The leaders in the Des Moines Marathon could see the finish line - they just had to wait a bit.
A passing freight train forced the two leaders in the 26.2-mile race to wait for about a minute Sunday just 400 meters, or about a quarter mile, from the finish line. When the train finally passed, Kenyan Simon Sawe sprinted to a win in 2 hours 24 minutes 50 seconds. He won $3,000.
Race director Chris Burch said yesterday it was an unfortunate circumstance beyond the control of race organizers.
“It’s one of those things, when I heard through our communications - what can you do at that time?’’ Burch asked.
Sawe said he was shocked when he made a turn onto the final stretch and saw the freight cars.
“Nobody is prepared for that scenario,’’ Sawe told The Des Moines Register. “I couldn’t believe it. It was a long train.’’
As he waited, fellow Kenyan David Tuwei caught up and the two could do nothing but wait before sprinting the final stretch. Sawe won by about 5 seconds.
Mick Burkhart, Iowa Interstate Railroad vice president, apologized via e-mail.
He said the railroad was aware of the race and had agreed not to operate in the area during the marathon.
“Due to some miscommunication, a train was allowed into the race area before it was supposed to,’’ he said. “There is no excuse for this happening.’’
Race organizers notify the railroad each year of the date of the marathon and the time runners will come through the area.

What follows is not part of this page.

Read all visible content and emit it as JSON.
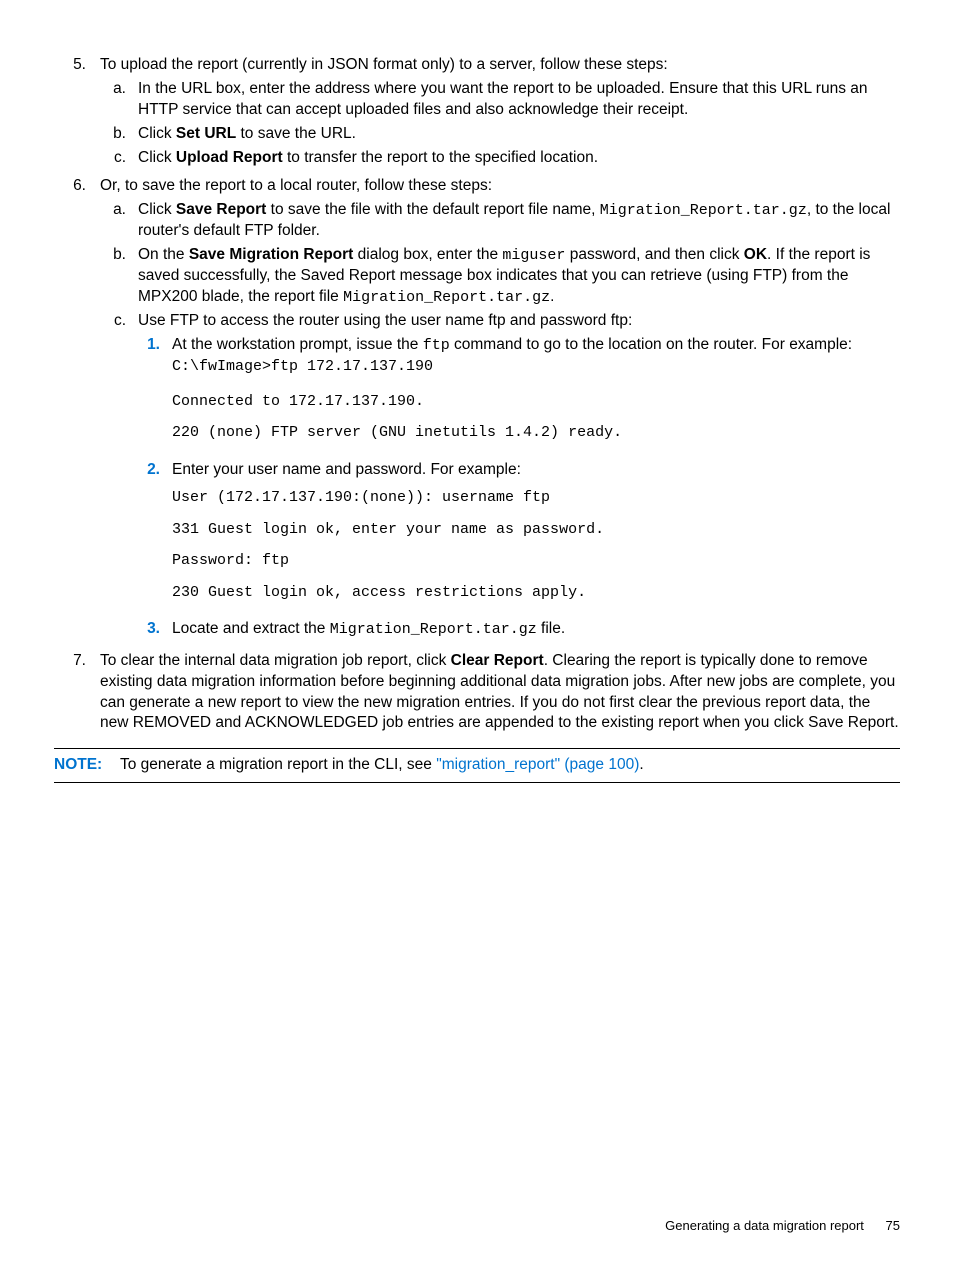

Sundays are usually a slow day for the railroad in downtown Des Moines, Burch said, and he said the whole thing was a miscommunication.
There are no plans to change the route of the marathon.
“It would be hard to run a 26-mile run in Des Moines without going over tracks,’’ he said. “We will try harder to work with [the railroad] so this doesn’t happen again.’’
In another road racing development, family and friends of three half-marathoners who died during Sunday’s Detroit marathon said the runners had trained for the race and were unsure what could have caused the deaths.
Autopsies were scheduled for yesterday.
Officials said 36-year-old Daniel Langdon collapsed at about 9:02 a.m. Sunday between the 11- and 12-mile markers and 65-year-old Rick Brown collapsed at 9:17 a.m., near where Langdon went down.
Officials said 26-year-old Jon Fenlon collapsed at about 9:18 a.m., just after finishing the 13.1-mile half-marathon in 1:53:37.
Laura Fenlon told The Detroit News her son had always been an athlete and she did not know of any medical problems he may have had.
The deaths mark the first fatalities at the Detroit Free Press Marathon since one runner died in 1994.